* [Material for the task]:
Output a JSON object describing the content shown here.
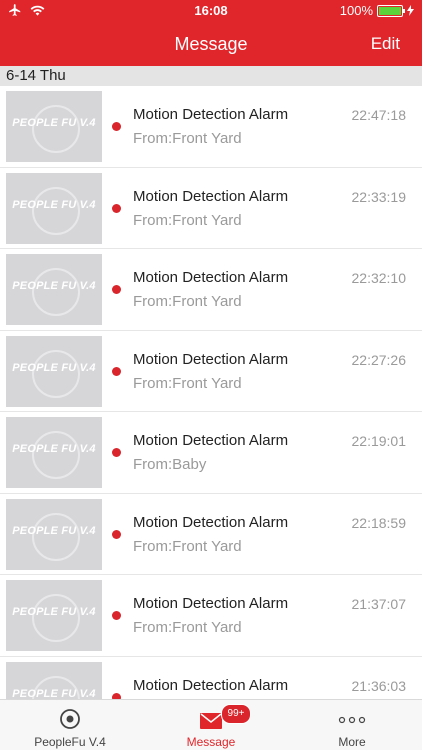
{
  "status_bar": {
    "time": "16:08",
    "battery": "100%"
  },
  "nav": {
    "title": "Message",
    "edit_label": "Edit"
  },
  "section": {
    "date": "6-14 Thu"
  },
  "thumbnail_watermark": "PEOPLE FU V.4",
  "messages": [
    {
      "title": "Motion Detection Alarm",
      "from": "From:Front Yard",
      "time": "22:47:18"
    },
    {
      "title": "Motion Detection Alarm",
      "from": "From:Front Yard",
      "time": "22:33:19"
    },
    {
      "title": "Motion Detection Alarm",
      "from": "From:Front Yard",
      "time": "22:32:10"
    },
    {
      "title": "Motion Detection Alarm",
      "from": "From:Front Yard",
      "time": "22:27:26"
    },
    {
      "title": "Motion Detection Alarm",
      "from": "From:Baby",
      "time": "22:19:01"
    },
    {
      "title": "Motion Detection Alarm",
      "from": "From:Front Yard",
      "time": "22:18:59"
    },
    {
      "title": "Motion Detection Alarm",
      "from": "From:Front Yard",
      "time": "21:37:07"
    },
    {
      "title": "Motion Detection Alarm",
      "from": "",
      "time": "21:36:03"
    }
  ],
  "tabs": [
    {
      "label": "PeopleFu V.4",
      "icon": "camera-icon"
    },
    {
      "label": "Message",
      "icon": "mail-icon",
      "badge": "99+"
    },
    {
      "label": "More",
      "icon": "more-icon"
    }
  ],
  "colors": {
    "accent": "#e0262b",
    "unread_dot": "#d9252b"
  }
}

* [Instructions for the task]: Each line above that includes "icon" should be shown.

* [Task output]:
      "icon": "camera-icon"
      "icon": "mail-icon",
      "icon": "more-icon"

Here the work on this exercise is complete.